What is being asked>
A single number is required: how many lines in the entries hold the word "Controlling".

Information>
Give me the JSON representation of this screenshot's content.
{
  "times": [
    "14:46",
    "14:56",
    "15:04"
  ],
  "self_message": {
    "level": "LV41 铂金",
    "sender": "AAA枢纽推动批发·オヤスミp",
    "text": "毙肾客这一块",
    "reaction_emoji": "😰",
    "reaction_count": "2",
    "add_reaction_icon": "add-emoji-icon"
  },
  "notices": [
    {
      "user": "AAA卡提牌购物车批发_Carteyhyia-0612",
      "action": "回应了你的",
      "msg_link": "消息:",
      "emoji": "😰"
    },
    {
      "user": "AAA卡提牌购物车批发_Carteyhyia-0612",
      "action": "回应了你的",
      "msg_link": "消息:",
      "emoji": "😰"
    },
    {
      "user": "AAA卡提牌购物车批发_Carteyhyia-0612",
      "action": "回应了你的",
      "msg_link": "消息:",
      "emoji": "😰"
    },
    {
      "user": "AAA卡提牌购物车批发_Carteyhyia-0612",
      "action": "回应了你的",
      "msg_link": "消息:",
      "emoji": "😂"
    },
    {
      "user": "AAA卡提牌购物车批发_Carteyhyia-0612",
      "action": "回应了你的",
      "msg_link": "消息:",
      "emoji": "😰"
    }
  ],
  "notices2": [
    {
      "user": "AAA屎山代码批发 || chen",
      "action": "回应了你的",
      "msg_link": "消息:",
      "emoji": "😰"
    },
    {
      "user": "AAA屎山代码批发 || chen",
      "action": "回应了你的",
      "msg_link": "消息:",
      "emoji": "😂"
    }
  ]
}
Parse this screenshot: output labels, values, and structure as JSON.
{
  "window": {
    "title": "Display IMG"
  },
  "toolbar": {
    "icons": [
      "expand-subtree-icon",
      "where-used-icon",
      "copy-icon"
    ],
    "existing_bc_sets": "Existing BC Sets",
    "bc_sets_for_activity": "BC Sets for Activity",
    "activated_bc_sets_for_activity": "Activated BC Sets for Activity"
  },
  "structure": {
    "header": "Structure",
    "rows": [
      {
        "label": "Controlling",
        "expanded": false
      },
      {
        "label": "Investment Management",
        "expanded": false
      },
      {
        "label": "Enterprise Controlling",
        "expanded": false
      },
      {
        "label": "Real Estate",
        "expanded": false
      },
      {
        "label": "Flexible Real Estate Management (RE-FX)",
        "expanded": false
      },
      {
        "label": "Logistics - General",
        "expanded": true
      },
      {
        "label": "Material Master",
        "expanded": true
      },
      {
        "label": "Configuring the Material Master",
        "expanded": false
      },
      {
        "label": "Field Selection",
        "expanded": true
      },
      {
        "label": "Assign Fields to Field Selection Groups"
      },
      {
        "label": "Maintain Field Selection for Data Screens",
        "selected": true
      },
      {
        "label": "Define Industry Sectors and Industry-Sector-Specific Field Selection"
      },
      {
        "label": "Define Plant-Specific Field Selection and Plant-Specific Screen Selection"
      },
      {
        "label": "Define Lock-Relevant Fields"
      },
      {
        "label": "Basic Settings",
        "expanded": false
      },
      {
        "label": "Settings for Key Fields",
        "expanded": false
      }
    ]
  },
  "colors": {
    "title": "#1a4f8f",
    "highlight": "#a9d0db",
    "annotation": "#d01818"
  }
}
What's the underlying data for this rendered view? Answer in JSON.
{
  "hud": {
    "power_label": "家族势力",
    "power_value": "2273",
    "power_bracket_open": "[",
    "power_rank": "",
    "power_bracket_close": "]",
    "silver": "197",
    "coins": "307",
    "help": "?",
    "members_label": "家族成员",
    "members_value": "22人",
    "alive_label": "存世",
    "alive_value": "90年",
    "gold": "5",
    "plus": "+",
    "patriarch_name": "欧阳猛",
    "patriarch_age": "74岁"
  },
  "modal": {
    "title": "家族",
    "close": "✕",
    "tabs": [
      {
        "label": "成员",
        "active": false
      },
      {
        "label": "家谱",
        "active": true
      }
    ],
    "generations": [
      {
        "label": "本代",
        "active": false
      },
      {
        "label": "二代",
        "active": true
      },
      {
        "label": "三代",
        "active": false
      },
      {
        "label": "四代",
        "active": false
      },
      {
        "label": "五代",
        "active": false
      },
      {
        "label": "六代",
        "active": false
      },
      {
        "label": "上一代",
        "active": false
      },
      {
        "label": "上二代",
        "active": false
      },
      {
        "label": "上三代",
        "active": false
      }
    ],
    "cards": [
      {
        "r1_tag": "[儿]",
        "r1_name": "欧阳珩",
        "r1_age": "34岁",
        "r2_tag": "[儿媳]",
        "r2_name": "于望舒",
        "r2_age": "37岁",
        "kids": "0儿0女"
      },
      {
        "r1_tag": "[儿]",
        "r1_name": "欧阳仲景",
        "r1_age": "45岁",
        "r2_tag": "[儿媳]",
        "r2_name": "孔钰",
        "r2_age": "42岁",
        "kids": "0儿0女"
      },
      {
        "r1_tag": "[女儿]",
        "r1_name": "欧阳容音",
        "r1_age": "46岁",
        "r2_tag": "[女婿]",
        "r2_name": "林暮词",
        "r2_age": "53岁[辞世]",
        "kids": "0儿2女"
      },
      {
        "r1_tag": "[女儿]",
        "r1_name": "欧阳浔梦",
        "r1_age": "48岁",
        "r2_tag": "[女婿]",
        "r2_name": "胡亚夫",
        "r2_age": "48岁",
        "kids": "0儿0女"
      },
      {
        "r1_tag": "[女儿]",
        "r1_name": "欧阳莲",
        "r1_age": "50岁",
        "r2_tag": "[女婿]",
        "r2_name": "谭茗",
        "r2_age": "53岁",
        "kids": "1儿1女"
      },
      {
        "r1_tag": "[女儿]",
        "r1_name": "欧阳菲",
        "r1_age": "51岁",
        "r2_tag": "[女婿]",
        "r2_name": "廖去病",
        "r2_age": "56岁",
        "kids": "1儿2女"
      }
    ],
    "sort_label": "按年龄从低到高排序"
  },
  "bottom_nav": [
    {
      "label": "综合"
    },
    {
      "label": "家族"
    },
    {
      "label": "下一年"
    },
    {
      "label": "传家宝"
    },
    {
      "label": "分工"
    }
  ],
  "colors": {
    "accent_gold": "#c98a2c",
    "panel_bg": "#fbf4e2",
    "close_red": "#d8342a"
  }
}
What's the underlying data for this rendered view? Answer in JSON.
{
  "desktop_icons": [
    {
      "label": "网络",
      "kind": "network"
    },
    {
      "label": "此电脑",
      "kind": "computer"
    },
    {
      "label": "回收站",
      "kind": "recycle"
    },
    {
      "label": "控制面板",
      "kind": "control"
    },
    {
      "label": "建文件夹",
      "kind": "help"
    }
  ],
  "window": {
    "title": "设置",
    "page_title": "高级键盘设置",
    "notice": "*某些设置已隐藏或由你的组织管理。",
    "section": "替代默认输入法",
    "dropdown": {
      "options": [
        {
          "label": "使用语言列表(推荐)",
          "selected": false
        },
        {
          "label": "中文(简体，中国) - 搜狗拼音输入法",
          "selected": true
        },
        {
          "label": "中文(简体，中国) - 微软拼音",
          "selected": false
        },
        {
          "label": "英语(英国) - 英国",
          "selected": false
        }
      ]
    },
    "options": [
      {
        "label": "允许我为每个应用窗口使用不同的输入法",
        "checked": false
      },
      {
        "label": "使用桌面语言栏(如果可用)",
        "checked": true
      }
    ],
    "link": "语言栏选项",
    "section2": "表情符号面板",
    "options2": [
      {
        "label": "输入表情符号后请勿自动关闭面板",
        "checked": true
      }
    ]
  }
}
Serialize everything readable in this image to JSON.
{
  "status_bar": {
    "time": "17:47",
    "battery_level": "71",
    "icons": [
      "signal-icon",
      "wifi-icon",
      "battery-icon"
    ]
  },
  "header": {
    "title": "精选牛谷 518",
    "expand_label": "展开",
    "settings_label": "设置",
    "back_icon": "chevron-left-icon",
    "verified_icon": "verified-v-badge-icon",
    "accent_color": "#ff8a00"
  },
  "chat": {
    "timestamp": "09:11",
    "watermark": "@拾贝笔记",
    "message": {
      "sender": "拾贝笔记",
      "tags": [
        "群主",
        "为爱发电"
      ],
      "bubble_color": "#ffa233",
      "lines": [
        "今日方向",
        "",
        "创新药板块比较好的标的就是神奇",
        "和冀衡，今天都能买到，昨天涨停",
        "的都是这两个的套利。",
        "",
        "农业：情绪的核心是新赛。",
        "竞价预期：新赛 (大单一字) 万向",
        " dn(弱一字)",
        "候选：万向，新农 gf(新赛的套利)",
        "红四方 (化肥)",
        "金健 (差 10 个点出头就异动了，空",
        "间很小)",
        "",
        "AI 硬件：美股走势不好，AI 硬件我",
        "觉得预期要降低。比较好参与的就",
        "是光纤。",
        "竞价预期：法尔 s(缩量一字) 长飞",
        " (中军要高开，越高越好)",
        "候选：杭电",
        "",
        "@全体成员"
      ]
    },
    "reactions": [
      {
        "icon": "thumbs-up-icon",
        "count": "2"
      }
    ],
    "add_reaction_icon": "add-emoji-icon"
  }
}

Output below>
2